There was silence. Mr Hansen leaned back in his chair and locked eyes with Hilde. She got up and took a deep breath.
‘Don’t you see, Mr Hansen, this box spreads conflict. Last year, Mette left. She couldn’t bear it, and her parents teach her at home.’
‘That is a grave allegation, Hilde.’ Mr Hansen replaced the box on its hook. ‘Don’t let us lose our heads now. I’ll keep the trial going a few weeks longer.’
Nobody talked as Mr Hansen fetched the box. He took his time opening it and spreading the notes on his desk. Then he picked one and cleared his voice.
‘This is strange. “Pete and Maren are repugnant and stupid.” Signed Hilde.’
Mr Hansen swept the class with his eyes. Hilde jumped up.
‘I never wrote that. I haven’t even been near the noticeboard this week.’
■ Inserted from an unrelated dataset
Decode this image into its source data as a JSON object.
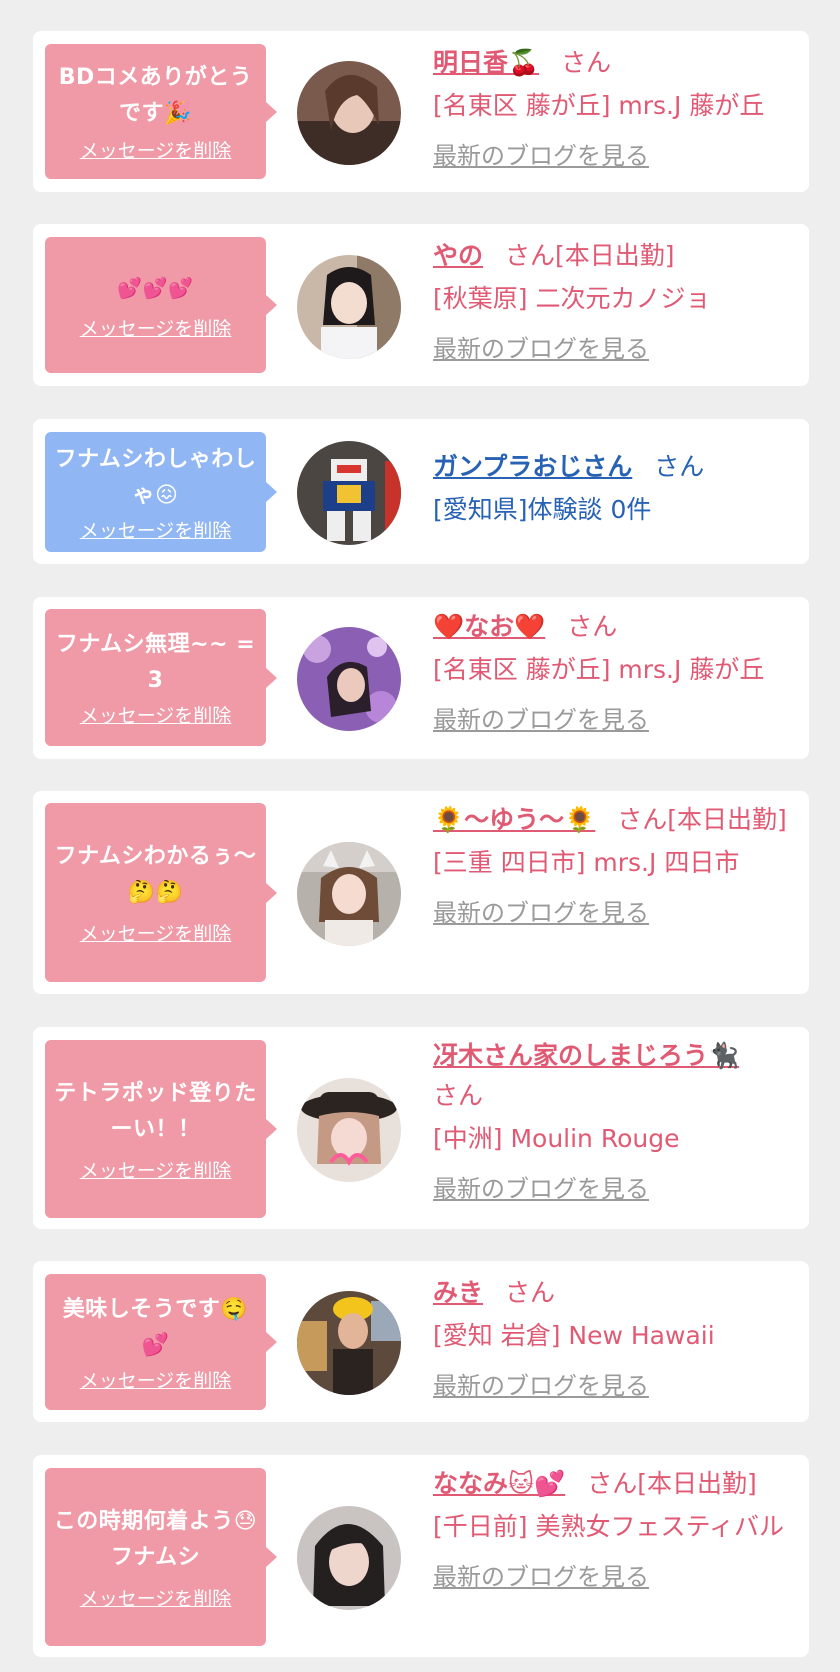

‘I saw you!’ Gilbert gloated. ‘You put that note in the box this morning.’
‘You’re lying.’ Hilde felt her cheeks burn as she rose. ‘I know what you’re trying to do. May I see that note?’
She went up to Mr Hansen’s desk and held out her hand. Mr Hansen shrugged and handed the note over.
‘This isn’t my handwriting. I can spell repugnant.’
‘I saw you put that note in the box.’ Gilbert’s voice became ugly. ‘You’re a lying bitch.’
‘I don’t lie.’ Hilde turned her head. ‘You didn’t see me. Also, it’s your handwriting.’
‘I’ve got the picture.’ Mr Hansen rose. ‘Gilbert, come with me to the principal’s office. This has gone on for long enough. Now.’
© HMH, 2022